HTML Hit Counter

Friday, August 17, 2007

The stuff that legends are made on

There’s a story (probably apocryphal – and we try hard to avoid those because the true ones are often difficult enough to believe) – of a professor of journalism calling a newspaper and telling them he had photographic evidence that Elvis Presley was alive.

A team was immediately despatched to his home and he handed them a photograph of himself, taken in his study.

So how was this ‘photographic evidence’ that The King was not dead?

‘Oh’, said the professor, ‘Mr Presley took the photo...’

And he turned up, Mr Presley, often in burger bars in America, more frequently than George Best turned up at Old Trafford - although not as frequently as he (Mr Best) turned up at Tramp.
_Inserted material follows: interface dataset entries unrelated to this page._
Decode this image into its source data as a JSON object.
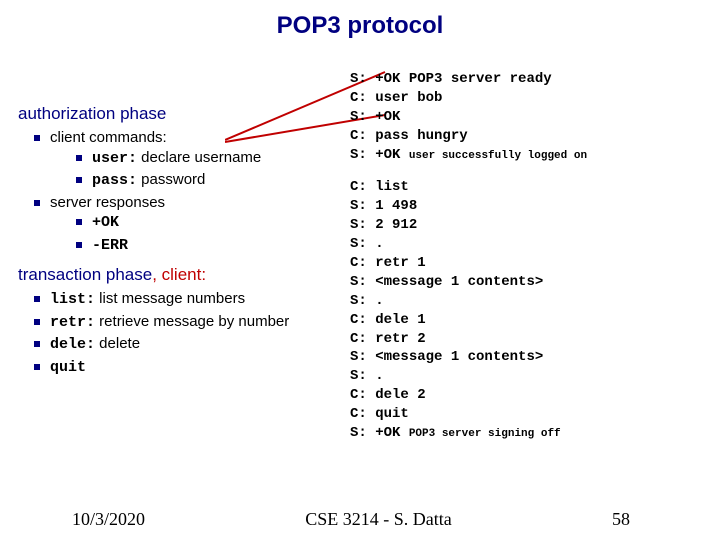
{
  "title": "POP3 protocol",
  "auth": {
    "heading": "authorization phase",
    "item1": "client commands:",
    "sub1a_cmd": "user:",
    "sub1a_txt": " declare username",
    "sub1b_cmd": "pass:",
    "sub1b_txt": " password",
    "item2": "server responses",
    "sub2a": "+OK",
    "sub2b": "-ERR"
  },
  "trans": {
    "heading_a": "transaction phase",
    "heading_b": ", client:",
    "li1_cmd": "list:",
    "li1_txt": " list message numbers",
    "li2_cmd": "retr:",
    "li2_txt": " retrieve message by number",
    "li3_cmd": "dele:",
    "li3_txt": " delete",
    "li4_cmd": "quit"
  },
  "proto_block1": [
    {
      "p": "S:",
      "t": " +OK POP3 server ready"
    },
    {
      "p": "C:",
      "t": " user bob"
    },
    {
      "p": "S:",
      "t": " +OK"
    },
    {
      "p": "C:",
      "t": " pass hungry"
    },
    {
      "p": "S:",
      "t": " +OK ",
      "s": "user successfully logged on"
    }
  ],
  "proto_block2": [
    {
      "p": "C:",
      "t": " list"
    },
    {
      "p": "S:",
      "t": " 1 498"
    },
    {
      "p": "S:",
      "t": " 2 912"
    },
    {
      "p": "S:",
      "t": " ."
    },
    {
      "p": "C:",
      "t": " retr 1"
    },
    {
      "p": "S:",
      "t": " <message 1 contents>"
    },
    {
      "p": "S:",
      "t": " ."
    },
    {
      "p": "C:",
      "t": " dele 1"
    },
    {
      "p": "C:",
      "t": " retr 2"
    },
    {
      "p": "S:",
      "t": " <message 1 contents>"
    },
    {
      "p": "S:",
      "t": " ."
    },
    {
      "p": "C:",
      "t": " dele 2"
    },
    {
      "p": "C:",
      "t": " quit"
    },
    {
      "p": "S:",
      "t": " +OK ",
      "s": "POP3 server signing off"
    }
  ],
  "footer": {
    "date": "10/3/2020",
    "course": "CSE 3214 - S. Datta",
    "page": "58"
  }
}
Two of our guys were on the case following his (Mr Presley’s) reported death which occurred, or not, 30 years ago this week. PAUL BANNISTER was on coffin duty and reports on the tricks his snapper mates got up to, and JOE MULLINS was on the follow-up, getting Elvis himself to explain the sightings.
Both of them somehow missed the Weekly World News exclusive (see Issue 4 for that newspaper’s winning ways) interview with him.

What would the legendary John Junor have made of it all? I think we should be told. It’s a fair guess, going by the account related by his grandson, the Daily Telegraph’s literary editor SAM LEITH, that Beaverbrook would have said: ‘Do you know why I don’t believe all this? It’s because Mr Presley is bloody dead.’ And the same with silly season stories about Lord Lucan, Cornish sharks and giant dogs and cats.

A legendary news editor – it’s a remarkably flexible adjective – was Bob Blake. When he retired from the desk Bob’s colleagues on the Daily Express had a book of his sayings printed. It ran to 208 pages, and its publication is recalled as a fond memory by STANLEY BLENKINSOP, another er, legendary figure who succeeded him.

And IAN SKIDMORE gets fired by legendary news agency boss Jimmy Lovelock.

But we start all this with a Rant, because that is what we do, with REVEL BARKER on the expensive lack of logic in firing Old Farts – some of them legends in their own lunchtime – in the name of cost-cutting.

And we close with a short about a reader who claimed in a phone call to legendary news editor Dan Ferrari that he could go back in time (as if that is something that we aren’t all doing, all the time, on this site).

Sam Leith reminds us, off-screen, that Peter McKay once proposed forming an early version of Gentlemen Ranters, a ‘JJ Dining Club’ (while JJ was still alive), to swap stories about him – ‘the only criterion for membership being that you weren’t the man himself...’

See also: Letters, Links, and The Spike